New York Times reporter Alina Tugend noticed that lately, people are much less likely to respond to emails from their friends and colleagues.
- We’re not used to the pacing yet. Rutgers Business School professor Terri Kurtzberg says that while in audible conversations “it’s clear how long a silence should last before you need to respond. Tere’s no norm with digital communication.”
- We want to say no to a favour asked, but feel guilty. “I want to say ‘no’, but feel that the right thing is to say ‘yes’, so I am frozen and then I plan on going back to the e-mail to draft a reply, but it gets buried. Then I feel even worse for not replying and put it off again. It’s not nice to leave people hanging, but I do.”

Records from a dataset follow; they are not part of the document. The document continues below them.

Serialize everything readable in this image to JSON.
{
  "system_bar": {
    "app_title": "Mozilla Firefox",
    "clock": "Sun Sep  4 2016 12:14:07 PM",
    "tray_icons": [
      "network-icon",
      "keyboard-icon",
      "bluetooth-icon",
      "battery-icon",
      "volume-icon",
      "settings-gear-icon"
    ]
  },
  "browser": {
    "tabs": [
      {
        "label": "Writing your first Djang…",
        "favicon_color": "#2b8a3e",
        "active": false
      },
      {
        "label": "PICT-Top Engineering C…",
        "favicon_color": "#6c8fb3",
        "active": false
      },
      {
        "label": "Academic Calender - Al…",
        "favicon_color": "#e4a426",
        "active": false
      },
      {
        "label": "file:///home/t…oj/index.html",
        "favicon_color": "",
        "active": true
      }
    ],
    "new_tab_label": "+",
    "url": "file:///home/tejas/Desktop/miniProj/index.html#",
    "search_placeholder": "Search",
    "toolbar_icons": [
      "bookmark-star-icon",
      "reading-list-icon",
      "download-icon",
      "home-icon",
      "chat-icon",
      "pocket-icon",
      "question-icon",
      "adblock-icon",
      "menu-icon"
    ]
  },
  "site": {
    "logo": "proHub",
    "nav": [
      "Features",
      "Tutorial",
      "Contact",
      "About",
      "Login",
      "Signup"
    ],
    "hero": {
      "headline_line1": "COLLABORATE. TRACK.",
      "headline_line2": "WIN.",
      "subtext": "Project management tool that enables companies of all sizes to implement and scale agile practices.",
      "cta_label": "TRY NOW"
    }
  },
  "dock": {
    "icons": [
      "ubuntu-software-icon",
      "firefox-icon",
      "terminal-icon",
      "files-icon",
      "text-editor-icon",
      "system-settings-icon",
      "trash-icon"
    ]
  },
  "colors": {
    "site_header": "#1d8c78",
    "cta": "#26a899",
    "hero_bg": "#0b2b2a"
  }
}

- It’s easier. “If people send me a message that I don’t want to deal with, it’s easier not to respond. At this stage, there are so many requests from my children, I can’t deal with requests from adults.”
- Not replying sends a message. “Recently, a nanny asked me for a job reference. I don’t think the nanny deserves the reference. I thought about responding, but didn’t. To me, it’s easier not to say something.”
- “No response is the new no.”
- We mean to write a thoughtful response, but never find the time. “Sometimes, I don’t answer because I don’t have time to give the response I think is deserved, so I put it off until later, then forget and the message winds up being that I didn’t care enough to respond, when, in fact, I cared too much.”
- Replying will just result in more email. “Replying to e-mail is like slaying the Hydra. Once you answer one, it often generates a flurry of more e-mails.”
On Twitter, WSJ publisher Raju Narisetti linked to this article, and said, “ignoring E-Mails is a new way to say “No”, increasing irritation levels.”
NBC chief digital officer Vivian Schiller responded to the tweet, calling the trend, “inexcusable.”
What do you think?